▶ [Work item] Please retype the entries below exactly as they are written.

▶ [Record extracts]
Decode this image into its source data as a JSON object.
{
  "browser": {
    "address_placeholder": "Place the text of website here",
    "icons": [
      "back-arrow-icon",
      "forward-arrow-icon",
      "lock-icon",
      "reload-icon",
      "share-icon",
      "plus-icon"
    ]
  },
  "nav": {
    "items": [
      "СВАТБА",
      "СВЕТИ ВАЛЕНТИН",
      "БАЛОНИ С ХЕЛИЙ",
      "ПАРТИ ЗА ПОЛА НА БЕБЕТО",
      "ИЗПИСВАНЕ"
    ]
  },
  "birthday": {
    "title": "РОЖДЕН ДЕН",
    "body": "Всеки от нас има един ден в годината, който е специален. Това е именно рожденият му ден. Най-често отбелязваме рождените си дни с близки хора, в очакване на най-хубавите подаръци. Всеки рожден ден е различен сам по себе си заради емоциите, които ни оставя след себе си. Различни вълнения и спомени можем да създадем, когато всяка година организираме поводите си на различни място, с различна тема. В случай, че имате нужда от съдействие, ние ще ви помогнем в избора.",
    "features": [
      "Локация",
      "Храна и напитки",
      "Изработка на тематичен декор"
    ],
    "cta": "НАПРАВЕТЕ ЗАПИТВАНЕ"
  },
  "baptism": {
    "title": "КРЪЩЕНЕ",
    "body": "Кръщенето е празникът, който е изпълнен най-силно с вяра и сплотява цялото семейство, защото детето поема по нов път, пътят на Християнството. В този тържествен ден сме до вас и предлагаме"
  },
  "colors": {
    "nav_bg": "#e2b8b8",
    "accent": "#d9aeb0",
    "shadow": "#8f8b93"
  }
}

▶ [Solution to this exercise]
Decode this image into its source data as a JSON object.
{
  "browser": {
    "address_placeholder": "Place the text of website here",
    "icons": [
      "back-arrow-icon",
      "forward-arrow-icon",
      "lock-icon",
      "reload-icon",
      "share-icon",
      "plus-icon"
    ]
  },
  "nav": {
    "items": [
      "СВАТБА",
      "СВЕТИ ВАЛЕНТИН",
      "БАЛОНИ С ХЕЛИЙ",
      "ПАРТИ ЗА ПОЛА НА БЕБЕТО",
      "ИЗПИСВАНЕ"
    ]
  },
  "birthday": {
    "title": "РОЖДЕН ДЕН",
    "body": "Всеки от нас има един ден в годината, който е специален. Това е именно рожденият му ден. Най-често отбелязваме рождените си дни с близки хора, в очакване на най-хубавите подаръци. Всеки рожден ден е различен сам по себе си заради емоциите, които ни оставя след себе си. Различни вълнения и спомени можем да създадем, когато всяка година организираме поводите си на различни място, с различна тема. В случай, че имате нужда от съдействие, ние ще ви помогнем в избора.",
    "features": [
      "Локация",
      "Храна и напитки",
      "Изработка на тематичен декор"
    ],
    "cta": "НАПРАВЕТЕ ЗАПИТВАНЕ"
  },
  "baptism": {
    "title": "КРЪЩЕНЕ",
    "body": "Кръщенето е празникът, който е изпълнен най-силно с вяра и сплотява цялото семейство, защото детето поема по нов път, пътят на Християнството. В този тържествен ден сме до вас и предлагаме"
  },
  "colors": {
    "nav_bg": "#e2b8b8",
    "accent": "#d9aeb0",
    "shadow": "#8f8b93"
  }
}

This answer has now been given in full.